Floral Sothea Keller, rebels against the ordinary. Vowing to never make the same arrangement twice, orders are custom made and created to give each flower a purpose. Sothea views herself as a garden florist, arranging “flowers for the wild at heart” and emphasizes the importance of creating a unique display while encapsulating the personality of each client.Rebel Girl FloralHer husband and business partner, James Keller, shares her approach. “I just want people to enjoy flowers and to experiment with just not having something typical,” he says. “I want them to be wowed.” The couple’s exposure to the floral industry does not fall short. James’ mother and sister are professional florists, and Sothea has been in the business for almost 15 years. Working alongside her in-laws helped her learn the ropes. Primarily focusing her work on wedding arrangements, Sothea eventually began to branch out to other events and custom work. Recognizing that the wedding industry is filled with florists, Sothea took another route—one that celebrates other important moments in life. After she, unfortunately, attended several funerals, she noticed that a majority of the arrangements fell flat. Seeing the same stark variation of flowers, shapes and colors, Sothea knew that there was a void that needed to be filled in the i... https://lakeminnetonkamag.com/rebel-girl-floral-arranges-flowers-wild-heart
'It's up in the air': Louisville-area florists hustle ahead of a pandemic Valentine's Day - Courier JournalWednesday, March 31, 2021
LOUISVILLE, Ky. — The Valentine's Day hustle at Susan's Florist gets started well before the calendar turns to February.Myriad roses need to be ordered for the storefront at 2731 Preston Highway. Grids have to be taped on top of colorful vases to hold up flowers during transportation.
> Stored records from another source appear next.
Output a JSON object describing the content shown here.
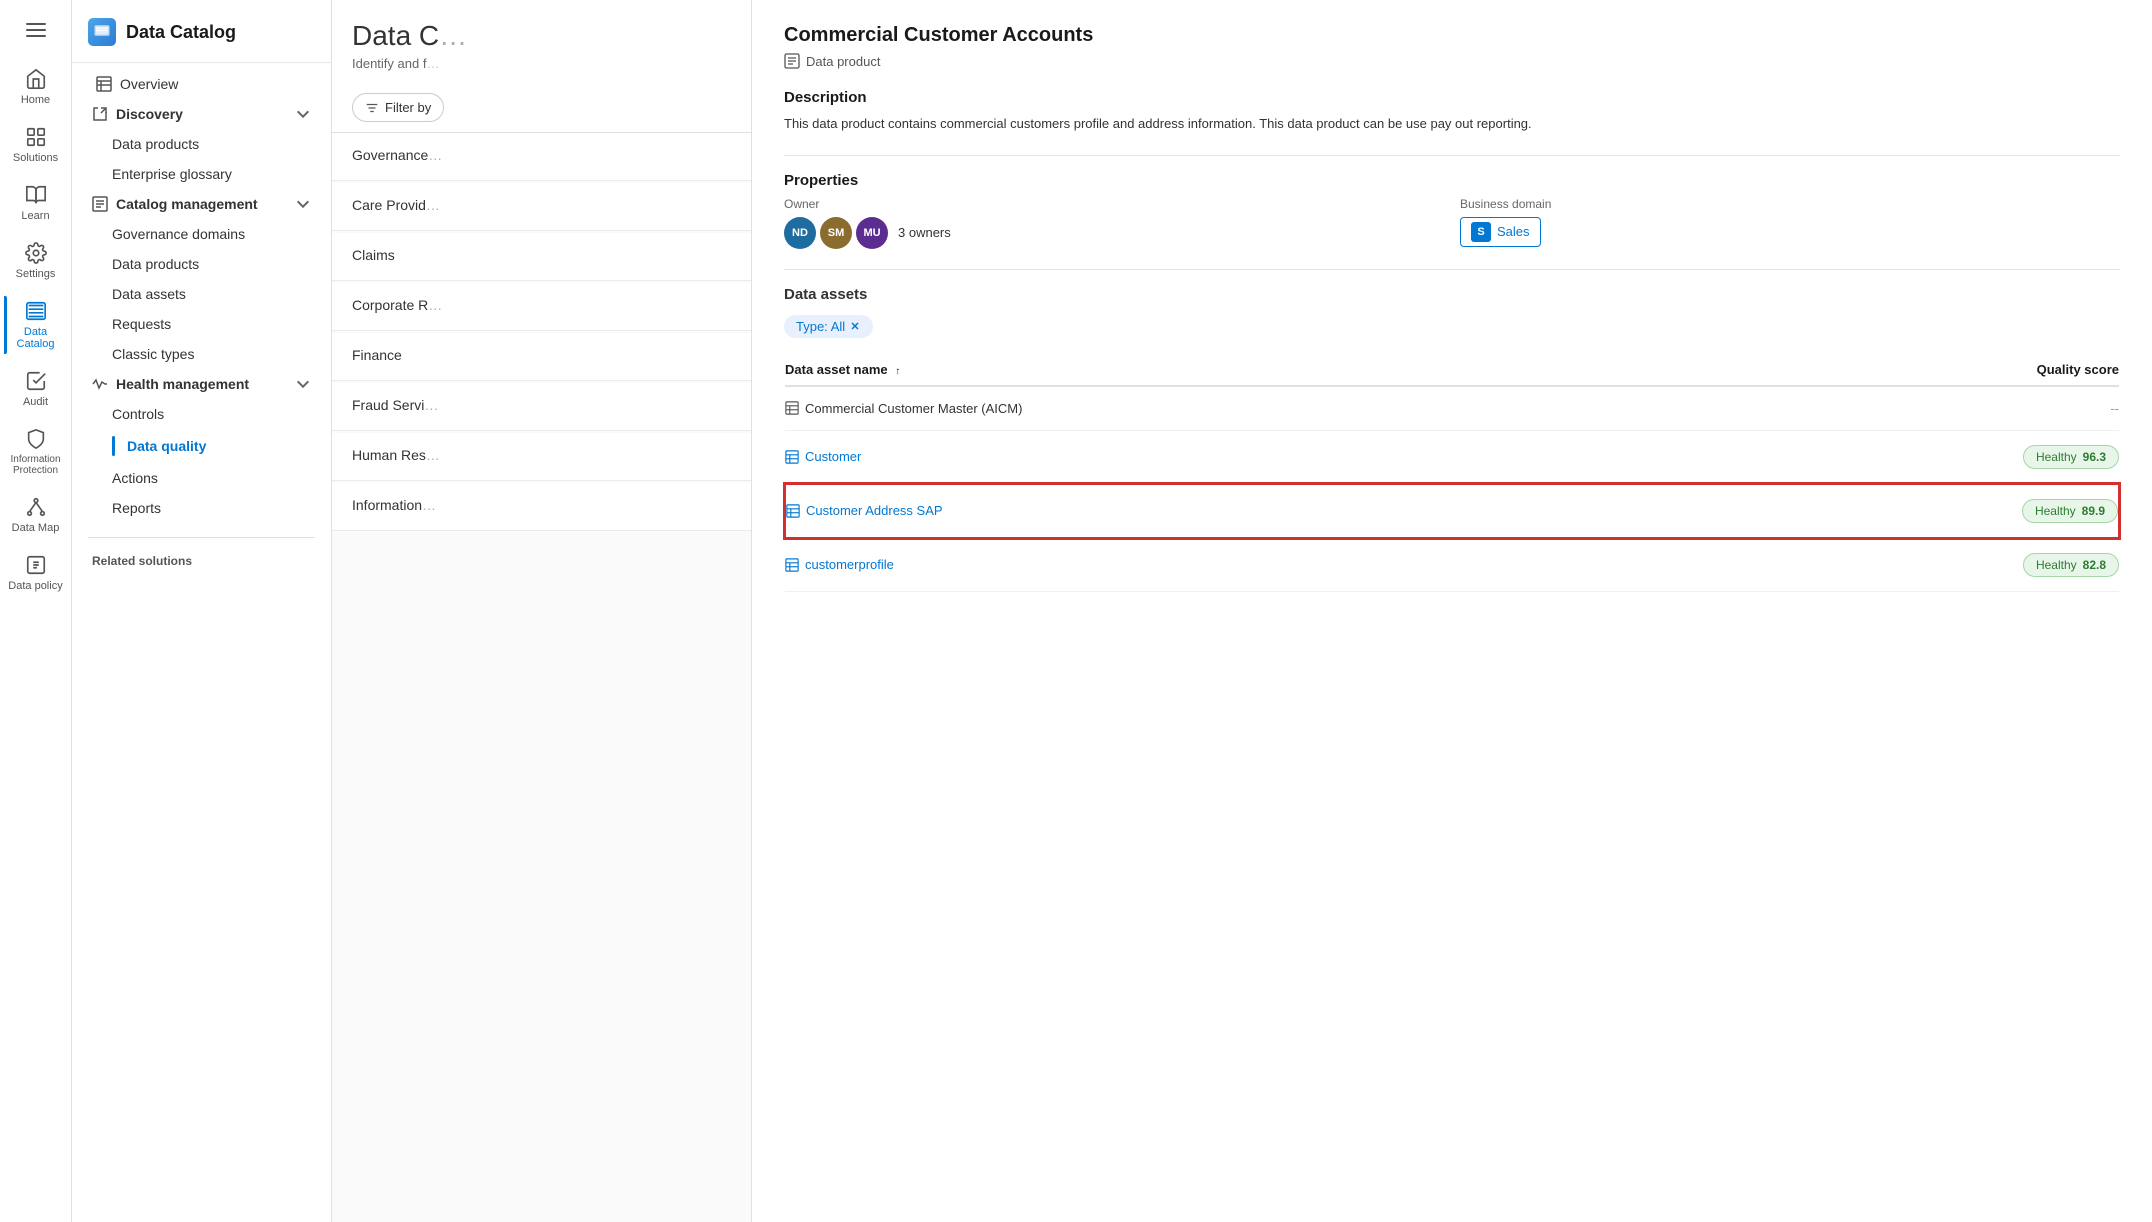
{
  "iconNav": {
    "hamburger": "menu",
    "items": [
      {
        "id": "home",
        "label": "Home",
        "icon": "home"
      },
      {
        "id": "solutions",
        "label": "Solutions",
        "icon": "solutions"
      },
      {
        "id": "learn",
        "label": "Learn",
        "icon": "learn"
      },
      {
        "id": "settings",
        "label": "Settings",
        "icon": "settings"
      },
      {
        "id": "data-catalog",
        "label": "Data Catalog",
        "icon": "catalog",
        "active": true
      },
      {
        "id": "audit",
        "label": "Audit",
        "icon": "audit"
      },
      {
        "id": "information-protection",
        "label": "Information Protection",
        "icon": "info-protection"
      },
      {
        "id": "data-map",
        "label": "Data Map",
        "icon": "data-map"
      },
      {
        "id": "data-policy",
        "label": "Data policy",
        "icon": "data-policy"
      }
    ]
  },
  "sidebar": {
    "title": "Data Catalog",
    "sections": [
      {
        "type": "item",
        "label": "Overview",
        "icon": "table",
        "indent": 0
      },
      {
        "type": "group",
        "label": "Discovery",
        "expanded": true,
        "children": [
          {
            "label": "Data products",
            "indent": 1
          },
          {
            "label": "Enterprise glossary",
            "indent": 1
          }
        ]
      },
      {
        "type": "group",
        "label": "Catalog management",
        "expanded": true,
        "children": [
          {
            "label": "Governance domains",
            "indent": 1
          },
          {
            "label": "Data products",
            "indent": 1
          },
          {
            "label": "Data assets",
            "indent": 1
          },
          {
            "label": "Requests",
            "indent": 1
          },
          {
            "label": "Classic types",
            "indent": 1
          }
        ]
      },
      {
        "type": "group",
        "label": "Health management",
        "expanded": true,
        "children": [
          {
            "label": "Controls",
            "indent": 1
          },
          {
            "label": "Data quality",
            "indent": 1,
            "active": true
          },
          {
            "label": "Actions",
            "indent": 1
          },
          {
            "label": "Reports",
            "indent": 1
          }
        ]
      }
    ],
    "divider": true,
    "relatedLabel": "Related solutions"
  },
  "catalogPanel": {
    "title": "Data C",
    "subtitle": "Identify and f",
    "filterLabel": "Filter by",
    "items": [
      {
        "name": "Governance",
        "sub": ""
      },
      {
        "name": "Care Provid",
        "sub": ""
      },
      {
        "name": "Claims",
        "sub": ""
      },
      {
        "name": "Corporate R",
        "sub": ""
      },
      {
        "name": "Finance",
        "sub": ""
      },
      {
        "name": "Fraud Servi",
        "sub": ""
      },
      {
        "name": "Human Res",
        "sub": ""
      },
      {
        "name": "Information",
        "sub": ""
      }
    ]
  },
  "detailPanel": {
    "title": "Commercial Customer Accounts",
    "typeLabel": "Data product",
    "descriptionTitle": "Description",
    "description": "This data product contains commercial customers profile and address information. This data product can be use pay out reporting.",
    "propertiesTitle": "Properties",
    "ownerLabel": "Owner",
    "owners": [
      {
        "initials": "ND",
        "colorClass": "avatar-nd"
      },
      {
        "initials": "SM",
        "colorClass": "avatar-sm"
      },
      {
        "initials": "MU",
        "colorClass": "avatar-mu"
      }
    ],
    "ownerCount": "3 owners",
    "businessDomainLabel": "Business domain",
    "businessDomainInitial": "S",
    "businessDomainName": "Sales",
    "dataAssetsTitle": "Data assets",
    "typeFilterLabel": "Type: All",
    "tableHeaders": {
      "name": "Data asset name",
      "qualityScore": "Quality score"
    },
    "assets": [
      {
        "id": "commercial-customer-master",
        "name": "Commercial Customer Master (AICM)",
        "link": false,
        "qualityScore": "--",
        "hasScore": false
      },
      {
        "id": "customer",
        "name": "Customer",
        "link": true,
        "qualityScore": "96.3",
        "qualityLabel": "Healthy",
        "hasScore": true
      },
      {
        "id": "customer-address-sap",
        "name": "Customer Address SAP",
        "link": true,
        "qualityScore": "89.9",
        "qualityLabel": "Healthy",
        "hasScore": true,
        "highlighted": true
      },
      {
        "id": "customerprofile",
        "name": "customerprofile",
        "link": true,
        "qualityScore": "82.8",
        "qualityLabel": "Healthy",
        "hasScore": true
      }
    ]
  }
}
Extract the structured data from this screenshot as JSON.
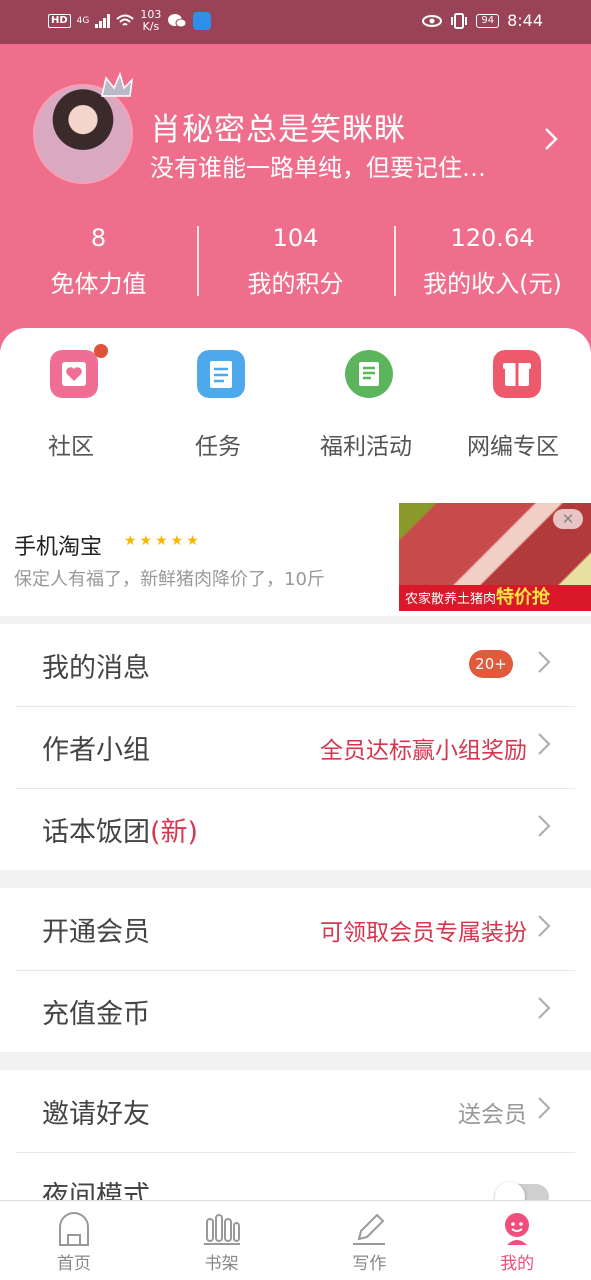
{
  "status_bar": {
    "hd": "HD",
    "net": "4G",
    "speed_value": "103",
    "speed_unit": "K/s",
    "battery": "94",
    "time": "8:44"
  },
  "profile": {
    "name": "肖秘密总是笑眯眯",
    "motto": "没有谁能一路单纯，但要记住…",
    "stats": [
      {
        "value": "8",
        "label": "免体力值"
      },
      {
        "value": "104",
        "label": "我的积分"
      },
      {
        "value": "120.64",
        "label": "我的收入(元)"
      }
    ]
  },
  "quick_actions": [
    {
      "label": "社区",
      "icon": "community-icon",
      "color": "#f06e94",
      "has_dot": true
    },
    {
      "label": "任务",
      "icon": "task-clipboard-icon",
      "color": "#4ea8ec",
      "has_dot": false
    },
    {
      "label": "福利活动",
      "icon": "welfare-news-icon",
      "color": "#5cb55c",
      "has_dot": false
    },
    {
      "label": "网编专区",
      "icon": "gift-box-icon",
      "color": "#ee5a6b",
      "has_dot": false
    }
  ],
  "ad": {
    "title": "手机淘宝",
    "stars": "★★★★★",
    "description": "保定人有福了，新鲜猪肉降价了，10斤",
    "band_text": "农家散养土猪肉",
    "band_highlight": "特价抢"
  },
  "menu": {
    "section1": [
      {
        "label": "我的消息",
        "badge": "20+"
      },
      {
        "label": "作者小组",
        "hint": "全员达标赢小组奖励"
      },
      {
        "label": "话本饭团",
        "label_tag": "(新)"
      }
    ],
    "section2": [
      {
        "label": "开通会员",
        "hint": "可领取会员专属装扮"
      },
      {
        "label": "充值金币"
      }
    ],
    "section3": [
      {
        "label": "邀请好友",
        "hint": "送会员"
      },
      {
        "label": "夜间模式",
        "toggle_on": false
      }
    ]
  },
  "tabbar": [
    {
      "label": "首页",
      "icon": "home-icon"
    },
    {
      "label": "书架",
      "icon": "bookshelf-icon"
    },
    {
      "label": "写作",
      "icon": "pen-icon"
    },
    {
      "label": "我的",
      "icon": "profile-icon",
      "active": true
    }
  ],
  "colors": {
    "header": "#ef6e8c",
    "status_bar": "#9b4356",
    "accent_red": "#d6364f",
    "badge": "#e25a3c",
    "tab_active": "#ef4f7c"
  }
}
And, of course, flowers must be arranged in said vases for the special occasion.And though this year's Valentine Day is anomalous for multiple reasons — it's on a Sunday, a non-workday for many, and in the middle of the coronavirus pandemic — the 73-year-old flower shop is ready to do what it has done for nearly a year now: stay nimble and make special deliveries for its many customers.But like other holidays, COVID-19 continues to throw a wrench in everyone's plans."We really don't know what to expect," said Jessie Smith, lead designer for Susan's Florist. "We're just kind of rolling with the punches."As with businesses nationwide, the deadly coronavirus pandemic has impacted Louisville-area florists. On one hand, workers now suddenly... https://www.courier-journal.com/story/news/local/2021/02/11/valentines-day-2021-louisville-area-florists-hustle-amid-pandemic/4435860001/